I asked where they thought they were going, and a burst of mind data nearly ruptured my kidneys. It wasn’t a god thing with them, it was something that transliterated into human experience was a little like a desire to return to the innocent of childhood. For that race whose adulthood had been longer than my entire planet's life that was a truly awesome thing, that such intelligence and depth still hungered for that ancient mystery and state of innocence.
I was tempted then, but knew what place they hoped to seek would be alien to me, I have no doubt it would be delightful but I could not bear such beauty. A heart such as mine has direct experience of so little that it would warp and shatter when given so much to absorb.
They went on then into dark, and my Beacon was mine again. Though there were more, a whole caravan of eager seekers after mysterious, scientifically impossible goals. They were all of places whose intelligence and enlightenment is undreamingly high yet they all came drawn to this unknowable mystery, as if by its merely unknown quantity it would equal the size of whatever it was they felt they lacked in their lives.

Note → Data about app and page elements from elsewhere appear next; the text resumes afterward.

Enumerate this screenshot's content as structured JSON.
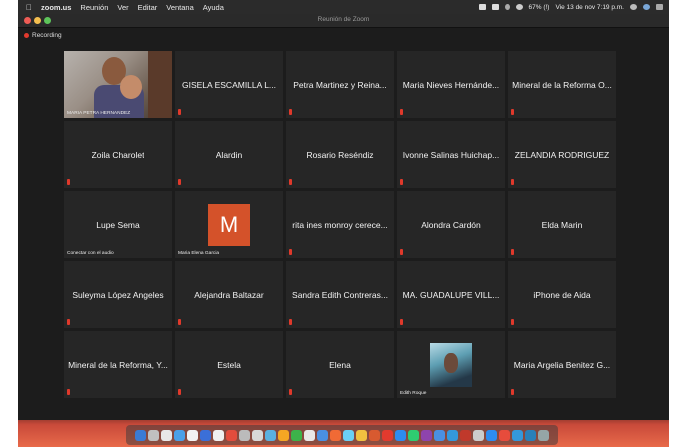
{
  "menubar": {
    "app": "zoom.us",
    "items": [
      "Reunión",
      "Ver",
      "Editar",
      "Ventana",
      "Ayuda"
    ],
    "battery": "67% (!)",
    "datetime": "Vie 13 de nov  7:19 p.m."
  },
  "window": {
    "title": "Reunión de Zoom",
    "recording_label": "Recording"
  },
  "tiles": [
    {
      "type": "video",
      "footer": "MARIA PETRA HERNANDEZ"
    },
    {
      "type": "name",
      "name": "GISELA ESCAMILLA L..."
    },
    {
      "type": "name",
      "name": "Petra Martinez y Reina..."
    },
    {
      "type": "name",
      "name": "Maria Nieves Hernánde..."
    },
    {
      "type": "name",
      "name": "Mineral de la Reforma O..."
    },
    {
      "type": "name",
      "name": "Zoila Charolet"
    },
    {
      "type": "name",
      "name": "Alardin"
    },
    {
      "type": "name",
      "name": "Rosario Reséndiz"
    },
    {
      "type": "name",
      "name": "Ivonne Salinas Huichap..."
    },
    {
      "type": "name",
      "name": "ZELANDIA RODRIGUEZ"
    },
    {
      "type": "name",
      "name": "Lupe Sema",
      "footer": "Conectar con el audio"
    },
    {
      "type": "avatar",
      "letter": "M",
      "footer": "Maria Elena Garcia"
    },
    {
      "type": "name",
      "name": "rita ines monroy cerece..."
    },
    {
      "type": "name",
      "name": "Alondra Cardón"
    },
    {
      "type": "name",
      "name": "Elda Marin"
    },
    {
      "type": "name",
      "name": "Suleyma López Angeles"
    },
    {
      "type": "name",
      "name": "Alejandra Baltazar"
    },
    {
      "type": "name",
      "name": "Sandra Edith Contreras..."
    },
    {
      "type": "name",
      "name": "MA. GUADALUPE VILL..."
    },
    {
      "type": "name",
      "name": "iPhone de Aida"
    },
    {
      "type": "name",
      "name": "Mineral de la Reforma, Y..."
    },
    {
      "type": "name",
      "name": "Estela"
    },
    {
      "type": "name",
      "name": "Elena"
    },
    {
      "type": "photo",
      "footer": "Edith Roque"
    },
    {
      "type": "name",
      "name": "Maria Argelia Benitez G..."
    }
  ],
  "colors": {
    "mute": "#e0392b",
    "avatar": "#d4522a",
    "recording": "#e23a2e"
  },
  "dock_icons": [
    "#3a7bd5",
    "#c0c0c0",
    "#e8e8e8",
    "#4aa0e8",
    "#f2f2f2",
    "#3b6fd8",
    "#f0f0f0",
    "#e34c3c",
    "#bbbbbb",
    "#d8d8d8",
    "#5bb0e0",
    "#f5a623",
    "#3db34a",
    "#e8e8e8",
    "#4a90e2",
    "#f06a35",
    "#6ad0f5",
    "#f0c040",
    "#d85a30",
    "#e23a2e",
    "#2d8cf0",
    "#2ecc71",
    "#8e44ad",
    "#4a90e2",
    "#3498db",
    "#c0392b",
    "#cccccc",
    "#2d8cf0",
    "#e74c3c",
    "#3498db",
    "#2980b9",
    "#95a5a6"
  ]
}
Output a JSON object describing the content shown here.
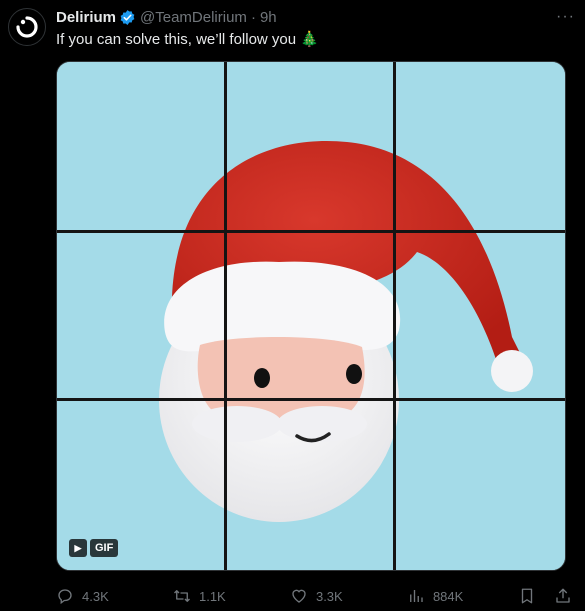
{
  "tweet": {
    "author_name": "Delirium",
    "handle": "@TeamDelirium",
    "separator": "·",
    "time": "9h",
    "text": "If you can solve this, we’ll follow you 🎄",
    "more": "···"
  },
  "media": {
    "gif_label": "GIF",
    "play_glyph": "▶",
    "background_color": "#a4dbe8",
    "puzzle_rows": 3,
    "puzzle_cols": 3
  },
  "actions": {
    "replies": "4.3K",
    "reposts": "1.1K",
    "likes": "3.3K",
    "views": "884K"
  },
  "icons": {
    "avatar": "delirium-logo-icon",
    "verified": "verified-badge-icon",
    "reply": "reply-icon",
    "repost": "repost-icon",
    "like": "heart-icon",
    "views": "views-bar-icon",
    "bookmark": "bookmark-icon",
    "share": "share-icon"
  },
  "colors": {
    "verified": "#1d9bf0",
    "muted": "#71767b",
    "text": "#e7e9ea"
  }
}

There were primitives whose basic ships left stinking ion trails through my sector of space and left the great space faring worms wrinkle their fine nostrils with displeasure, as they too took the plunge beyond the wall of the known. There were religions whose members had given their all willingly to make the journey, there were slave societies whose wishes were unknown, the slave owner had decided, thus it must be so. Their great pyrameic shuttles flew in perfect lines, billions of souls pulled by that one independent and ever ruling person.
They came for many years, until I stopped even bothering to talk to them all. The universe was emptying, the time was up for this plane of reality and all had opted for others. I am sure there were planets where life was only just beginning and it was fresh and full of possibilities. For them I stayed and manned the beacon, for they might stray and fall through before they were ready, and that would never do.
And then there was silence, only not silence, never that. It was quiet, the sound of new things in the universe died away. No more wars or interstellar musical concerts or meetings of minds vaster than the Magellen cloud. I listened still though, for there were always echoes I had never listened to before, sounds to be picked up, messages to be decoded. I thought sometimes that I was ready to follow the others beyond, but this was my life, my ghosts and my ears and my beacon.


Post a Comment

<< Home